Work task.
Would you count how many lines of the entries below include the word "true"? Give nothing but the number.
┌─ Records for the task
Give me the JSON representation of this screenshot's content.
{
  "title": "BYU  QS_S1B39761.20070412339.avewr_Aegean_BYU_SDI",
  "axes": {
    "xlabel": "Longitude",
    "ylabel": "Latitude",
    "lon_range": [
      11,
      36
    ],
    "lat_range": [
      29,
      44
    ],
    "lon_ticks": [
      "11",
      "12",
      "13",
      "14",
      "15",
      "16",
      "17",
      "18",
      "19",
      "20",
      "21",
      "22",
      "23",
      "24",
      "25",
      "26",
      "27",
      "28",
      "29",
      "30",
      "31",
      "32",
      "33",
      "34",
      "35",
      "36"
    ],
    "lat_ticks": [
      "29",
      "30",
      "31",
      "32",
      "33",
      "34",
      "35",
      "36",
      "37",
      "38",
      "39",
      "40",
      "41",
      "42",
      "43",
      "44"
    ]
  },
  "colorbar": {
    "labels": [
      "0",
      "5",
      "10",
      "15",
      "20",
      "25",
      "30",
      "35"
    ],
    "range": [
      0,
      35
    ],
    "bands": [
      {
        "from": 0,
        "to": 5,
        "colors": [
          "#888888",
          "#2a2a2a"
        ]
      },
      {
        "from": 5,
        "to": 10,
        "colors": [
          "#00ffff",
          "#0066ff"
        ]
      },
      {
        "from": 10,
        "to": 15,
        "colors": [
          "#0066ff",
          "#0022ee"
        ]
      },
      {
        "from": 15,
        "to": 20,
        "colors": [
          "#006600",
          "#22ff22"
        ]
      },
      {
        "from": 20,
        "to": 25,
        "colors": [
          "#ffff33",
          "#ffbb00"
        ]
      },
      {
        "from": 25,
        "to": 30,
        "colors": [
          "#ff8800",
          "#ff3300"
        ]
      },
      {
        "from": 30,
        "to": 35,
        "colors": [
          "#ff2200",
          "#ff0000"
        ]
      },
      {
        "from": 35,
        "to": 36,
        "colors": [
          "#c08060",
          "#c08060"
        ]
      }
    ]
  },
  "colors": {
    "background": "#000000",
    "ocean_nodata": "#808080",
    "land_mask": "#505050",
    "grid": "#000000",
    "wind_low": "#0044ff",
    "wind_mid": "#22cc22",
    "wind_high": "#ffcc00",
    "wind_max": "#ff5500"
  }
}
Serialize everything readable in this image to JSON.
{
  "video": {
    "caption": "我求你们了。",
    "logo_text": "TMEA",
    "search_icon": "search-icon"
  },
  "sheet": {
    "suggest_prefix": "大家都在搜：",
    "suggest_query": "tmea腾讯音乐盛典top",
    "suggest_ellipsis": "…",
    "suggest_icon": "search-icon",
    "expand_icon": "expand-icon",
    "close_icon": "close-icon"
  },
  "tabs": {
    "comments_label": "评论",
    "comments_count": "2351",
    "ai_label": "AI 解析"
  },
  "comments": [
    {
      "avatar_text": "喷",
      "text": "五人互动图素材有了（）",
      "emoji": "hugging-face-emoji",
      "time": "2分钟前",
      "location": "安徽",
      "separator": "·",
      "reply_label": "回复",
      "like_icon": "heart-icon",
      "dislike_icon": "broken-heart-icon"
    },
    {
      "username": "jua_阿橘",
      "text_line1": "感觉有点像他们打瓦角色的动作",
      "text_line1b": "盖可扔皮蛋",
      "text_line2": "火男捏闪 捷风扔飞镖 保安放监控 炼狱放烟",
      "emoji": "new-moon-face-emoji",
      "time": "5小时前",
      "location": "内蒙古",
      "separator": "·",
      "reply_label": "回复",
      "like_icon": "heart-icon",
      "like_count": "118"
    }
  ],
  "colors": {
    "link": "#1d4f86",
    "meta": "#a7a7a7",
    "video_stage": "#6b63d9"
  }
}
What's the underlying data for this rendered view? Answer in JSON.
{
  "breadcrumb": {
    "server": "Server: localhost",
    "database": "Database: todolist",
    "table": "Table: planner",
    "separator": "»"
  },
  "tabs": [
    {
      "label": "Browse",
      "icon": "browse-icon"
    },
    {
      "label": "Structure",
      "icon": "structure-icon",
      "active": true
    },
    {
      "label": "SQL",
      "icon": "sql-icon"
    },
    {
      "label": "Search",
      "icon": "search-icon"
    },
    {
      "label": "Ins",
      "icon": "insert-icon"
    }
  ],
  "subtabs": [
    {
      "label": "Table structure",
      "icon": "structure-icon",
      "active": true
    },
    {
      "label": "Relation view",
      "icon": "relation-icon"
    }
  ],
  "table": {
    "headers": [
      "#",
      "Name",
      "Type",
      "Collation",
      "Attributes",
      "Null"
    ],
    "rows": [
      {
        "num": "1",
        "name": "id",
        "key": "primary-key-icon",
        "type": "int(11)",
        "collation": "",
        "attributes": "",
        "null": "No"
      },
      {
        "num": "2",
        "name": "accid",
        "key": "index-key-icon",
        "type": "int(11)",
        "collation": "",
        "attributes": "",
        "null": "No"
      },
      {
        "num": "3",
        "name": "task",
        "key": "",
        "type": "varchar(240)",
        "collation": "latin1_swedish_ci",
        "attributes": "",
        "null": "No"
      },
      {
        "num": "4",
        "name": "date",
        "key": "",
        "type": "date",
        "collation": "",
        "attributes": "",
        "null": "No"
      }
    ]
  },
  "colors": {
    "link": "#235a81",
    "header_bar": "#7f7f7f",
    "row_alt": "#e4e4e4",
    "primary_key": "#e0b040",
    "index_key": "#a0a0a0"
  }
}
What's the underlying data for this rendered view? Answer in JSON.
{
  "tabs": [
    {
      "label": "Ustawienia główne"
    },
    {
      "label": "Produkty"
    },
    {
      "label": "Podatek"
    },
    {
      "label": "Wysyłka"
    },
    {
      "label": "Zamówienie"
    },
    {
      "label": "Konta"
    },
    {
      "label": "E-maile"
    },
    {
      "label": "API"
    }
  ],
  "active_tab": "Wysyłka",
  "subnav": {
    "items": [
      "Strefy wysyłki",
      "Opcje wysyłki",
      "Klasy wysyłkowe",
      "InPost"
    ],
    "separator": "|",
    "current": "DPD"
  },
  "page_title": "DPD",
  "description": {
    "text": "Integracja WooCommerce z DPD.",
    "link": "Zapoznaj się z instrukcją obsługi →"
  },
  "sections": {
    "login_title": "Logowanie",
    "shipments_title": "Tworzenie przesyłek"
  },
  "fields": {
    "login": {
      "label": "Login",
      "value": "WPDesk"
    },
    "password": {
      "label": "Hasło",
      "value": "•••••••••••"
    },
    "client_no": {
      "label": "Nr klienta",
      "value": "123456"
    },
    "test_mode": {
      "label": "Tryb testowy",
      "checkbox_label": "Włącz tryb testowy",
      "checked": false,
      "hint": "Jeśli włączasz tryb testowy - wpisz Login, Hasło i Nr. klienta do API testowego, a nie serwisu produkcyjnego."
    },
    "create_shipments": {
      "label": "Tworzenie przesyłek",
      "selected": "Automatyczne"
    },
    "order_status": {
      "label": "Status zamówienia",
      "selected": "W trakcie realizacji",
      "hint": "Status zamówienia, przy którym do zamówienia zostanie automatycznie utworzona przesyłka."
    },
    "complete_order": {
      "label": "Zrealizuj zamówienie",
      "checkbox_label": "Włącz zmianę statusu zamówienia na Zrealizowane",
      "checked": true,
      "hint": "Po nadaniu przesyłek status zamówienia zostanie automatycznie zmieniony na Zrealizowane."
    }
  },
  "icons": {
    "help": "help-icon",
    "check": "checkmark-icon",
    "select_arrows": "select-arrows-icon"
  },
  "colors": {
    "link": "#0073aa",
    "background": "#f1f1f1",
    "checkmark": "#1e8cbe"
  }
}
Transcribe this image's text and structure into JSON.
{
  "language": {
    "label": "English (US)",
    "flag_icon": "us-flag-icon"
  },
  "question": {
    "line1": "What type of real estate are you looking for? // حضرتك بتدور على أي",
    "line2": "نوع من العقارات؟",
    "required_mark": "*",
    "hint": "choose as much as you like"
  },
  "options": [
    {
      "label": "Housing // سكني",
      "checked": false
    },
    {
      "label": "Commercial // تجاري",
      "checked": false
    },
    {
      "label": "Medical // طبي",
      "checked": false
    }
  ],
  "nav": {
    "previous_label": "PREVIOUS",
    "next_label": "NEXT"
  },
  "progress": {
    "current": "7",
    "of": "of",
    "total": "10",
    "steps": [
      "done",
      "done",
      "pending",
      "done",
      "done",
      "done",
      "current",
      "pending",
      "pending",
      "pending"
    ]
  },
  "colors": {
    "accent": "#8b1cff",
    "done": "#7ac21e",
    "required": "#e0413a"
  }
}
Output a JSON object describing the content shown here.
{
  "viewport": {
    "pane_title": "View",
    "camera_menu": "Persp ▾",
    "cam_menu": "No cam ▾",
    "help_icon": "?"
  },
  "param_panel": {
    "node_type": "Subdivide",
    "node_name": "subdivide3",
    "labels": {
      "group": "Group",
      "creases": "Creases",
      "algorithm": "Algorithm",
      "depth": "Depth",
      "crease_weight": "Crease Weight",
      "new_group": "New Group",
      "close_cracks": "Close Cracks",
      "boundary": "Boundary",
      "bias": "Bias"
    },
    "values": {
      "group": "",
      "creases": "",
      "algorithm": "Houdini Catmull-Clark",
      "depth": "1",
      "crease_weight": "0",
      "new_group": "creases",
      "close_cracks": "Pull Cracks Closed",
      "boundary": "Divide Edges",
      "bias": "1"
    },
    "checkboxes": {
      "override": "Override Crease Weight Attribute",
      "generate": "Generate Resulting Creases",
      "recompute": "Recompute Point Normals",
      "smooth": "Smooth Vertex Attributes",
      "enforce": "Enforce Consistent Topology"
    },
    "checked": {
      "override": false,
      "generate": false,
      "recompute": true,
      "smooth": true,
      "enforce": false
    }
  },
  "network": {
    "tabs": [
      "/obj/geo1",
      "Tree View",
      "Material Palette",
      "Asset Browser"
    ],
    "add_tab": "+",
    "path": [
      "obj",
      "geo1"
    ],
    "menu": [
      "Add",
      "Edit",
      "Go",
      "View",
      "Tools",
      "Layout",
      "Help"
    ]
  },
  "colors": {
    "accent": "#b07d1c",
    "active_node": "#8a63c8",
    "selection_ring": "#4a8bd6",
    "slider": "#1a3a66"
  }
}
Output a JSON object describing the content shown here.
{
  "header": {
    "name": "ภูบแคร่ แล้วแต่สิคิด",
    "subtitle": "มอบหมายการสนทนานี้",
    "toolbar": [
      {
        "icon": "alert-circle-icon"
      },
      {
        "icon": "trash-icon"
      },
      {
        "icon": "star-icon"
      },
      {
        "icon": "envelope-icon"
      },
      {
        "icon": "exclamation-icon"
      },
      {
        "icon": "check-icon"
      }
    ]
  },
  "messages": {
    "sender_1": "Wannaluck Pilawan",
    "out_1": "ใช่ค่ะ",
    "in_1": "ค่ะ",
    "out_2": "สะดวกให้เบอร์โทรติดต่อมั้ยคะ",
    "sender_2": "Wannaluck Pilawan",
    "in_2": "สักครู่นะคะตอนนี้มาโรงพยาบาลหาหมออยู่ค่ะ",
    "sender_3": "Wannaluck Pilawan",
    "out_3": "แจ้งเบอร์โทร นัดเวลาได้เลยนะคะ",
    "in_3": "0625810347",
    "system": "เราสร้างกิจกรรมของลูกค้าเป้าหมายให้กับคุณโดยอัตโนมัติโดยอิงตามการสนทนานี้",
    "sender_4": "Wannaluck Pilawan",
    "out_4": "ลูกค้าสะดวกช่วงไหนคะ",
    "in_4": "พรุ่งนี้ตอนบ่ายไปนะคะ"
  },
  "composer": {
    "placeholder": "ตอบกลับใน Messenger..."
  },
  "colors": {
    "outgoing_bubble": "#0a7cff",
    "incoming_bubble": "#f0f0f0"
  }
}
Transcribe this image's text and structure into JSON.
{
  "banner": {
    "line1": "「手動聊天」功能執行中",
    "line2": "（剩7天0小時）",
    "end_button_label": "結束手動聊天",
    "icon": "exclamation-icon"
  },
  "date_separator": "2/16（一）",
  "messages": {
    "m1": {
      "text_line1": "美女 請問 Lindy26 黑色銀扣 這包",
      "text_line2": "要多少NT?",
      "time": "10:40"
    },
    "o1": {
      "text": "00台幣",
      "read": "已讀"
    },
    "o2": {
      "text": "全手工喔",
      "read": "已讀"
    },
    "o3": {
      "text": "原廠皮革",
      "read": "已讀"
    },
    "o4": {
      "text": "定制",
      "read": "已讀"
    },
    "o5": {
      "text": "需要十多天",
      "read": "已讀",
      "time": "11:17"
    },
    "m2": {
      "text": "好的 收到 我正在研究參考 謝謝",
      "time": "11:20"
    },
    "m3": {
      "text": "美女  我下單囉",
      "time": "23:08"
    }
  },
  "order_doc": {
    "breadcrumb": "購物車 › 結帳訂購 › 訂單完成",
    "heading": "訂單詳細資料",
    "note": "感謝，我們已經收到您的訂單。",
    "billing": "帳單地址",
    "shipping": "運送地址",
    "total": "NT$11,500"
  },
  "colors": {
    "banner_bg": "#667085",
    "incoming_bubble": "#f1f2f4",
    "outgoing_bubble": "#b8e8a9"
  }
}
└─
Exercise response.
5